Normally this question is asked only when something is going wrong and water is running freely either across an area or areas of a ground floor or pouring through a ceiling from either a roof void or an upper floor. At that point it would be really useful to know quickly and with confidence at least three things –

(1) the location of the stop tap,

(2) that it is easy to get to and

(3) that it works.

Often, for historic reasons, the location of the stop tap may be in the most unexpected place. It may be “hidden” in a cupboard, often made expressly for that purpose, and in an inaccessible location. Sometimes the space around the stop tap is very limited meaning that actually gripping and turning the stop tap requires near super-human strength to exert sufficient torque to turn it. Finally, on many occasions the burst will be the first time in many, many years that the stop tap has been called upon.

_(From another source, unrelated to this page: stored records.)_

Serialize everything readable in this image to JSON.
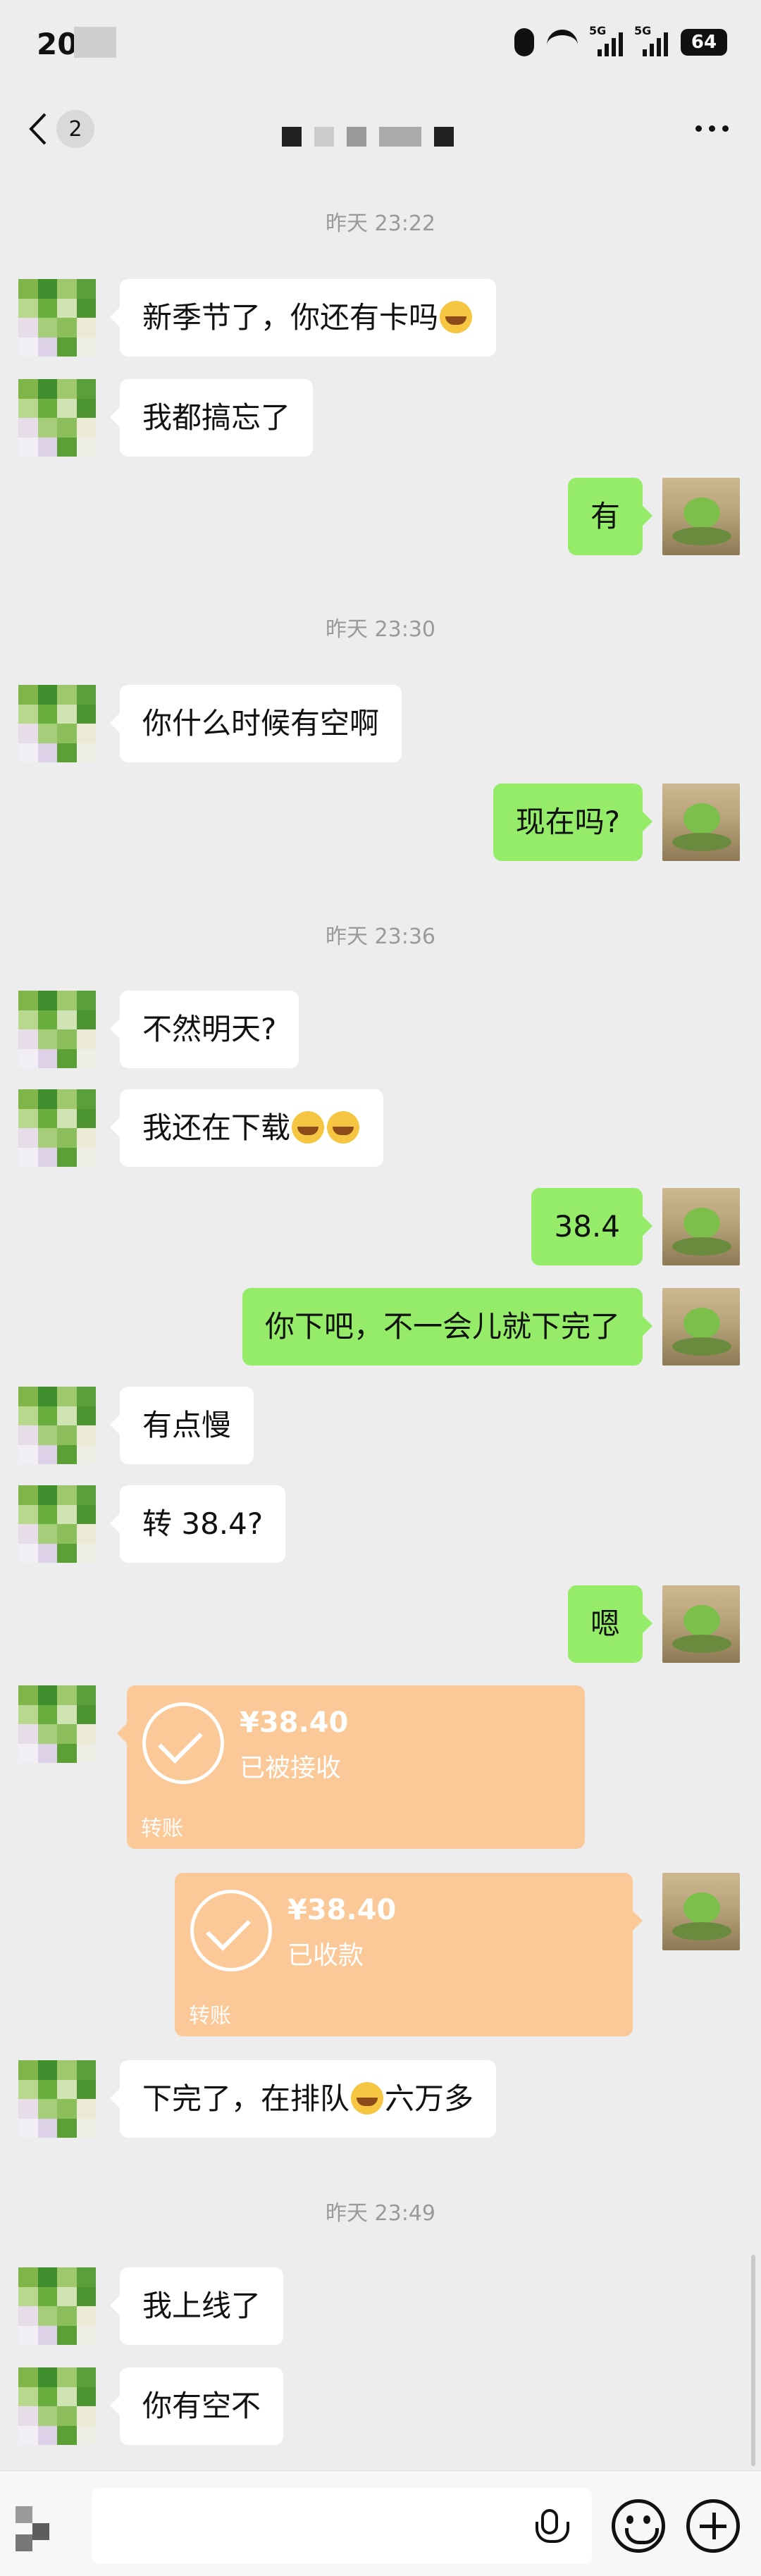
{
  "status_bar": {
    "time": "20",
    "battery": "64",
    "signal_label": "5G"
  },
  "nav": {
    "unread_count": "2"
  },
  "timestamps": [
    "昨天 23:22",
    "昨天 23:30",
    "昨天 23:36",
    "昨天 23:49"
  ],
  "messages": {
    "m1": {
      "text": "新季节了，你还有卡吗"
    },
    "m2": {
      "text": "我都搞忘了"
    },
    "m3": {
      "text": "有"
    },
    "m4": {
      "text": "你什么时候有空啊"
    },
    "m5": {
      "text": "现在吗?"
    },
    "m6": {
      "text": "不然明天?"
    },
    "m7": {
      "text": "我还在下载"
    },
    "m8": {
      "text": "38.4"
    },
    "m9": {
      "text": "你下吧，不一会儿就下完了"
    },
    "m10": {
      "text": "有点慢"
    },
    "m11": {
      "text": "转 38.4?"
    },
    "m12": {
      "text": "嗯"
    },
    "m13": {
      "text_before": "下完了，在排队",
      "text_after": "六万多"
    },
    "m14": {
      "text": "我上线了"
    },
    "m15": {
      "text": "你有空不"
    }
  },
  "transfers": {
    "t1": {
      "amount": "¥38.40",
      "status": "已被接收",
      "label": "转账"
    },
    "t2": {
      "amount": "¥38.40",
      "status": "已收款",
      "label": "转账"
    }
  },
  "colors": {
    "background": "#ededed",
    "bubble_self": "#95ec69",
    "bubble_other": "#ffffff",
    "transfer": "#fbc998"
  },
  "icons": [
    "back-chevron-icon",
    "more-dots-icon",
    "voice-icon",
    "emoji-icon",
    "plus-icon",
    "check-icon"
  ]
}
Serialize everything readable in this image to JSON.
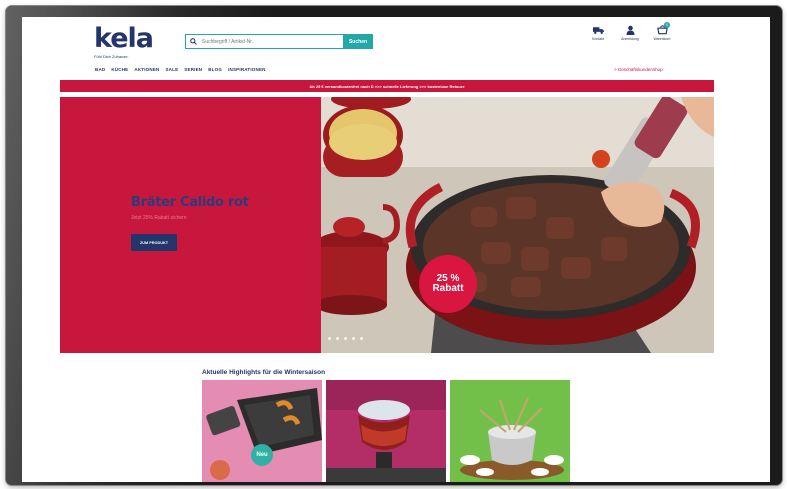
{
  "header": {
    "logo": "kela",
    "tagline": "Fühl Dich Zuhause.",
    "search": {
      "placeholder": "Suchbegriff / Artikel-Nr.",
      "button": "Suchen"
    },
    "icons": [
      {
        "name": "truck-icon",
        "label": "Kontakt"
      },
      {
        "name": "user-icon",
        "label": "Anmeldung"
      },
      {
        "name": "cart-icon",
        "label": "Warenkorb"
      }
    ],
    "cart_count": "0"
  },
  "nav": {
    "items": [
      "BAD",
      "KÜCHE",
      "AKTIONEN",
      "SALE",
      "SERIEN",
      "BLOG",
      "INSPIRATIONEN"
    ],
    "b2b_link": "> Geschäftskundenshop"
  },
  "promo_bar": {
    "text": "Ab 25 € versandkostenfrei nach D >>> schnelle Lieferung >>> kostenlose Retoure"
  },
  "hero": {
    "title": "Bräter Calido rot",
    "subtitle": "Jetzt 25% Rabatt sichern",
    "button": "ZUM PRODUKT",
    "badge_pct": "25 %",
    "badge_word": "Rabatt",
    "slide_count": 5
  },
  "highlights": {
    "title": "Aktuelle Highlights für die Wintersaison",
    "tile1_badge": "Neu"
  },
  "colors": {
    "brand_navy": "#23356b",
    "brand_red": "#c8173d",
    "accent_teal": "#23a7a9"
  }
}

Often it will fail to budge or by contrast it will turn freely indicating it is broken. In both cases it will not turn off the water which is the moment when you will find that you need a plumber to arrive as soon as possible to freeze the pipe and install an effective shut off. Meanwhile, the water will still be running.

So, how many people in your church building know the answer to the three questions

(1) the location of the stop tap,

(2) that it is easy to get to and

(3) that it works?

Could anyone who does not know find out the answer easily? If the answer is “no“ the following steps may be helpful:

  1. Prepare a diagram of the church building which shows the location of the stop tap clearly. Put this where it can be seen.
  2. Check that the stop tap is easy to get to. If not, make arrangements to deal with this and make it accessible.
  3. Make sure that it works. Again if it does not work, then deal with this while there is no emergency so that in an emergency it will be effective.
  4. As we approach winter make sure that any pipework that is likely to be exposed to cold temperatures in the winter is properly lagged to prevent bursts.

Finally, as a general tip, you could also mark on the diagram where the electricity fuseboard and meters are located and the main gas shut off and meters. All this information is very helpful, especially in an emergency, and should be readily available.

Church Growth Trust is introducing a Property Book with its church buildings where all this and other property information is kept in a binder in one location, accessible to all. You may like to do this for your church building too.